··· Given records ···

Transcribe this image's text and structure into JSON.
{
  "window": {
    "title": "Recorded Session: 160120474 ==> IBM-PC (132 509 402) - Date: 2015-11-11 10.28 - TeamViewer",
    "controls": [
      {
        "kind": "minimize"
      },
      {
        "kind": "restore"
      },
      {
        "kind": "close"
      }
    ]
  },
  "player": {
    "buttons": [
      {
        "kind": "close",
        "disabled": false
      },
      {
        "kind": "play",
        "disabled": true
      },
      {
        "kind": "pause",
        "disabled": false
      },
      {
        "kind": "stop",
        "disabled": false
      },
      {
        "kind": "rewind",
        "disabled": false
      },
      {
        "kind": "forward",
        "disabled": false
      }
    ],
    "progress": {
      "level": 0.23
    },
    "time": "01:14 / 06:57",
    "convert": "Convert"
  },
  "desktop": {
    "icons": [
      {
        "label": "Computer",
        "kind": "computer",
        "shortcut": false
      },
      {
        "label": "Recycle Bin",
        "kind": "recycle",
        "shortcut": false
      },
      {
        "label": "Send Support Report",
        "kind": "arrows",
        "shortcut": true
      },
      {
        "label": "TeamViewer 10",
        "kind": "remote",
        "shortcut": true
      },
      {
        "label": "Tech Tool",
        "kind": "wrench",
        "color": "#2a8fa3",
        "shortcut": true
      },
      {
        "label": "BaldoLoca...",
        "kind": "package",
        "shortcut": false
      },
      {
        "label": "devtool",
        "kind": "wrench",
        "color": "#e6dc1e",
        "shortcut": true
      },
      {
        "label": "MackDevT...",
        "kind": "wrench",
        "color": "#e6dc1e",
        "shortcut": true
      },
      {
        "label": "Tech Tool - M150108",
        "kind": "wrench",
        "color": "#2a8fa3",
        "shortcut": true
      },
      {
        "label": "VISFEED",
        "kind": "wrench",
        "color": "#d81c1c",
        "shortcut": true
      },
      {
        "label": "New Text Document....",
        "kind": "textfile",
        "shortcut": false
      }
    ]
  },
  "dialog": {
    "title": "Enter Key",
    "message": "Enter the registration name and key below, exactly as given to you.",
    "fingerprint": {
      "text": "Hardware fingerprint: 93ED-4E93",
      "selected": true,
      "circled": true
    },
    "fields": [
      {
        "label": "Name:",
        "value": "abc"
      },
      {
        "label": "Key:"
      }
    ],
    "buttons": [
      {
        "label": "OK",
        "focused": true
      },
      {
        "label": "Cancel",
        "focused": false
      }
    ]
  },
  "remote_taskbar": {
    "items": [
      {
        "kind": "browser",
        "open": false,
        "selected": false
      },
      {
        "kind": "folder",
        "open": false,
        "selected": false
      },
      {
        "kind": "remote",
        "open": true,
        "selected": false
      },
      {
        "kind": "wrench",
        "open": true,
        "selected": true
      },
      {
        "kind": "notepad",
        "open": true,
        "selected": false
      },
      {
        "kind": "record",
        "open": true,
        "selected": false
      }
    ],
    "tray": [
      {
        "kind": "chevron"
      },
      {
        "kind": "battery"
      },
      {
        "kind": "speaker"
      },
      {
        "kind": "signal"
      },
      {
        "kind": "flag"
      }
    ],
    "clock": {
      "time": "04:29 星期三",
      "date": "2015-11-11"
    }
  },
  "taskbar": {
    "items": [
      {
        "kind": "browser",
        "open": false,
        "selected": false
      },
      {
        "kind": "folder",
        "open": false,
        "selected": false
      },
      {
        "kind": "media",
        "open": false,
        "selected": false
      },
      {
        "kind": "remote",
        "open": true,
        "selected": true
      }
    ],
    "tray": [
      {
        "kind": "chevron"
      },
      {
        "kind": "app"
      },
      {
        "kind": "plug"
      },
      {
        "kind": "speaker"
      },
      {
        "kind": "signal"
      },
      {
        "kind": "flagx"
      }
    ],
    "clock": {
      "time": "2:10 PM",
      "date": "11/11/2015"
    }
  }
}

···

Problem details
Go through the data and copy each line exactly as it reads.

Task result
Transcribe this image's text and structure into JSON.
{
  "window": {
    "title": "Recorded Session: 160120474 ==> IBM-PC (132 509 402) - Date: 2015-11-11 10.28 - TeamViewer",
    "controls": [
      {
        "kind": "minimize"
      },
      {
        "kind": "restore"
      },
      {
        "kind": "close"
      }
    ]
  },
  "player": {
    "buttons": [
      {
        "kind": "close",
        "disabled": false
      },
      {
        "kind": "play",
        "disabled": true
      },
      {
        "kind": "pause",
        "disabled": false
      },
      {
        "kind": "stop",
        "disabled": false
      },
      {
        "kind": "rewind",
        "disabled": false
      },
      {
        "kind": "forward",
        "disabled": false
      }
    ],
    "progress": {
      "level": 0.23
    },
    "time": "01:14 / 06:57",
    "convert": "Convert"
  },
  "desktop": {
    "icons": [
      {
        "label": "Computer",
        "kind": "computer",
        "shortcut": false
      },
      {
        "label": "Recycle Bin",
        "kind": "recycle",
        "shortcut": false
      },
      {
        "label": "Send Support Report",
        "kind": "arrows",
        "shortcut": true
      },
      {
        "label": "TeamViewer 10",
        "kind": "remote",
        "shortcut": true
      },
      {
        "label": "Tech Tool",
        "kind": "wrench",
        "color": "#2a8fa3",
        "shortcut": true
      },
      {
        "label": "BaldoLoca...",
        "kind": "package",
        "shortcut": false
      },
      {
        "label": "devtool",
        "kind": "wrench",
        "color": "#e6dc1e",
        "shortcut": true
      },
      {
        "label": "MackDevT...",
        "kind": "wrench",
        "color": "#e6dc1e",
        "shortcut": true
      },
      {
        "label": "Tech Tool - M150108",
        "kind": "wrench",
        "color": "#2a8fa3",
        "shortcut": true
      },
      {
        "label": "VISFEED",
        "kind": "wrench",
        "color": "#d81c1c",
        "shortcut": true
      },
      {
        "label": "New Text Document....",
        "kind": "textfile",
        "shortcut": false
      }
    ]
  },
  "dialog": {
    "title": "Enter Key",
    "message": "Enter the registration name and key below, exactly as given to you.",
    "fingerprint": {
      "text": "Hardware fingerprint: 93ED-4E93",
      "selected": true,
      "circled": true
    },
    "fields": [
      {
        "label": "Name:",
        "value": "abc"
      },
      {
        "label": "Key:"
      }
    ],
    "buttons": [
      {
        "label": "OK",
        "focused": true
      },
      {
        "label": "Cancel",
        "focused": false
      }
    ]
  },
  "remote_taskbar": {
    "items": [
      {
        "kind": "browser",
        "open": false,
        "selected": false
      },
      {
        "kind": "folder",
        "open": false,
        "selected": false
      },
      {
        "kind": "remote",
        "open": true,
        "selected": false
      },
      {
        "kind": "wrench",
        "open": true,
        "selected": true
      },
      {
        "kind": "notepad",
        "open": true,
        "selected": false
      },
      {
        "kind": "record",
        "open": true,
        "selected": false
      }
    ],
    "tray": [
      {
        "kind": "chevron"
      },
      {
        "kind": "battery"
      },
      {
        "kind": "speaker"
      },
      {
        "kind": "signal"
      },
      {
        "kind": "flag"
      }
    ],
    "clock": {
      "time": "04:29 星期三",
      "date": "2015-11-11"
    }
  },
  "taskbar": {
    "items": [
      {
        "kind": "browser",
        "open": false,
        "selected": false
      },
      {
        "kind": "folder",
        "open": false,
        "selected": false
      },
      {
        "kind": "media",
        "open": false,
        "selected": false
      },
      {
        "kind": "remote",
        "open": true,
        "selected": true
      }
    ],
    "tray": [
      {
        "kind": "chevron"
      },
      {
        "kind": "app"
      },
      {
        "kind": "plug"
      },
      {
        "kind": "speaker"
      },
      {
        "kind": "signal"
      },
      {
        "kind": "flagx"
      }
    ],
    "clock": {
      "time": "2:10 PM",
      "date": "11/11/2015"
    }
  }
}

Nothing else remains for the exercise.